Between them, the director general of income tax (international taxation) (DGIT) and chief commissioner of income tax (CCIT) have raised an existing and anticipated tax demand of Rs 21,153 crore on Nokia India Private Limited (NIPL) and Nokia Corporation.
The DGIT has raised a demand of Rs 10,569 crore against NIPL and Nokia Corporation under Sections 201(1) and 201(1A) of the Income Tax Act in the case of NIPL and Section 271(1)(c) in the case of Nokia Corporation. The CCIT has asked the Indian entity pay an amount of Rs 10,584 crore. Both of these demands are inclusive of the penalties levied on the two firms.
“Since NIPL had made remittance to Nokia Corporation without withholding tax at source, TDS default was detected in respect of royalty payments giving rise to the above determined liabilities and expected future liabilities in respect of seven years...,” the application filed by the additional commissioner of I-T before the Delhi High Court on November 26 says.
The DGIT has assessed NIPL’s liabilities at Rs 2,649 crore on the basis of the failure to deduct tax at source on the export of software and levied a penalty of Rs 1,912 crore, taking the total Rs 4,561 crore. In addition the DGIT could raise, after the assessment is finalised, a penalty added of Rs 6,008 crore.
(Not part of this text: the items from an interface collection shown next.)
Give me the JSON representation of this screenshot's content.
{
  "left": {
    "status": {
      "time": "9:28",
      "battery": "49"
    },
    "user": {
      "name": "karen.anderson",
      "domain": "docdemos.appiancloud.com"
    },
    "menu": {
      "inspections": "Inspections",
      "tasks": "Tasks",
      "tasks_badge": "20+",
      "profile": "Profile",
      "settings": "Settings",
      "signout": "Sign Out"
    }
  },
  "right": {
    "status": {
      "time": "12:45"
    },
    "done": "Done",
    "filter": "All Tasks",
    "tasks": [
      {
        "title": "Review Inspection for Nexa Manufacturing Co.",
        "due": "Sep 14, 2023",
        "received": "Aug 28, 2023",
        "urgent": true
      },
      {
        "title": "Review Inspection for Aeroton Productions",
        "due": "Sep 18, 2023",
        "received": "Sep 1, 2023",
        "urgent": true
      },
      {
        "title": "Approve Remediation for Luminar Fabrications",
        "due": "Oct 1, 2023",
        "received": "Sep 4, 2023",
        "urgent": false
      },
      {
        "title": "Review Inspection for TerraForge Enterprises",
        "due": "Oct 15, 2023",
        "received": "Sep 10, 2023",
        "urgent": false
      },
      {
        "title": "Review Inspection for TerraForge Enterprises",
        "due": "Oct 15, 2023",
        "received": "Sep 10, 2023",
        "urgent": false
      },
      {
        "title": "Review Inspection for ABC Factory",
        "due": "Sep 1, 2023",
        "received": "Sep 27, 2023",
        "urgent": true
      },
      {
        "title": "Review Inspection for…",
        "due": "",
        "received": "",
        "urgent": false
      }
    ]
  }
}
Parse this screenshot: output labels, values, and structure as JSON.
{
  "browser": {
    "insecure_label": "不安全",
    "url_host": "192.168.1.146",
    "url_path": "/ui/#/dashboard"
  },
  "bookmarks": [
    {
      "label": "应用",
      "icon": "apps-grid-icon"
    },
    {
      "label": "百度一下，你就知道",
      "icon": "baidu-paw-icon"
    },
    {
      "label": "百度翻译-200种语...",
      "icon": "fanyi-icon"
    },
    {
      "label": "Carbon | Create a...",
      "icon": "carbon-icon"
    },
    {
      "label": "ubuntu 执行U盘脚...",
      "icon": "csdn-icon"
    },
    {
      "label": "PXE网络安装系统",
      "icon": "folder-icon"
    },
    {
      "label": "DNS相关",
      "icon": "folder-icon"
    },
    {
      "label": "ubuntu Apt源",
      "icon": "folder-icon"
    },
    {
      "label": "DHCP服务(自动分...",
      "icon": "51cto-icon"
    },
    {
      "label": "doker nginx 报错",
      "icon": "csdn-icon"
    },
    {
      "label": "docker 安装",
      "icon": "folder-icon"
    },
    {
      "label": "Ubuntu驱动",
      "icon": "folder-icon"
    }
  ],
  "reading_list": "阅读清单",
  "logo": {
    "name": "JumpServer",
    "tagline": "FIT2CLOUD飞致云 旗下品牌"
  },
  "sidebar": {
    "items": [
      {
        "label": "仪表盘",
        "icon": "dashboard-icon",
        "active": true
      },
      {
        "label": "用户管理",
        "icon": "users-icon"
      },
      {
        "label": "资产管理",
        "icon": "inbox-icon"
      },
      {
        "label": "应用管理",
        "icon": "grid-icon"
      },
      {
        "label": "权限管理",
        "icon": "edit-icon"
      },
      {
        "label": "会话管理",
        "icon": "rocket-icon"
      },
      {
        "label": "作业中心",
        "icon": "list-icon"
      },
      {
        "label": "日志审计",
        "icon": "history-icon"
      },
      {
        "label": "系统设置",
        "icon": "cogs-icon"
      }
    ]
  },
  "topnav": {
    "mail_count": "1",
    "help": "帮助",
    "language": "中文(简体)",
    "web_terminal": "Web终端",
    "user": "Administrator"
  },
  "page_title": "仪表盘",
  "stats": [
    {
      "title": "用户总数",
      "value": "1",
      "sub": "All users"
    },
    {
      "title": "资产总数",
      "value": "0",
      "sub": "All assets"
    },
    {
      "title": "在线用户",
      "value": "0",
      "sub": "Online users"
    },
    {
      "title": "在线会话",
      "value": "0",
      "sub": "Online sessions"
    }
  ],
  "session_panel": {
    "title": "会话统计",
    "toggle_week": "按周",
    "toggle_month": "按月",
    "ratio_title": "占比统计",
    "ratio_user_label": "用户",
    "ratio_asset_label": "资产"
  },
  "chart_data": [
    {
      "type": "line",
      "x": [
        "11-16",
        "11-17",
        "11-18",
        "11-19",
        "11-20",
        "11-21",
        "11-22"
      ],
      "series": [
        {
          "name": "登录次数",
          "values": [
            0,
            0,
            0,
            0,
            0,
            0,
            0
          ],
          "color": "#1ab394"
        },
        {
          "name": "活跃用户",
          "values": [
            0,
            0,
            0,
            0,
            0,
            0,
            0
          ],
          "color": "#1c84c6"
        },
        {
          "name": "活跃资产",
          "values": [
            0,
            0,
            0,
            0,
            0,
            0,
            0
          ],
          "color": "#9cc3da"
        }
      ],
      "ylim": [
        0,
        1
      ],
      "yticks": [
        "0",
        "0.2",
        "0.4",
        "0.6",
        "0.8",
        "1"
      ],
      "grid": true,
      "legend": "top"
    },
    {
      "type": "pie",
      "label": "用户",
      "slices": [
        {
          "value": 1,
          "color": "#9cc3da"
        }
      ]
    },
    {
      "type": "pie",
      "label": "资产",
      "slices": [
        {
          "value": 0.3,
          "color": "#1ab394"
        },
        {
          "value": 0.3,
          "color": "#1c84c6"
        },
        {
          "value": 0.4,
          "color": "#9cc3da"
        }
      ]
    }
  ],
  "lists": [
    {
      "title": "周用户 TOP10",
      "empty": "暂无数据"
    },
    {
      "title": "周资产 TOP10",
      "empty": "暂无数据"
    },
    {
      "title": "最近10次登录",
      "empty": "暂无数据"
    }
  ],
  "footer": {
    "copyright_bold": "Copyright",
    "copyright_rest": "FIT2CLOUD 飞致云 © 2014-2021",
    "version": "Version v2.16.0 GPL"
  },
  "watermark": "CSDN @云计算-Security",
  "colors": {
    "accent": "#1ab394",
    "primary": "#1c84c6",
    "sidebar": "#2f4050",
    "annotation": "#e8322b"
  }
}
This adds up to Rs 10,569 crore.
In respect of the assessment proceedings being carried out by the CCIT against Nokia India, a tax liability of Rs 4,292 crore has been raised on the ground that disallowance is anticipated on account of failure of Nokia India to deduct royalty payments. Additionally, an interest liability of Rs 2,000 crore has also been levied, taking the total to Rs 6,292 crore.
Alongside this interest, a penalty of Rs 4,292 under Section 271 (1) (c) of the I-T Act has also been levied, which pushes up the anticipated demand including interest and penalty to Rs 10,584 crore.
The ACIT has also commented that the anticipated tax liability on account of capital gains tax has not been taken into account at all, which is also bound to be a substantial amount. The ACIT has also drawn attention to the fact that the Microsoft-Nokia agreement has undergone two amendments without there being any independent valuation of assets by a third party. "The decision of Microsoft Corporation to not purchase equity shares of Nokia Corporation and to purchase its assets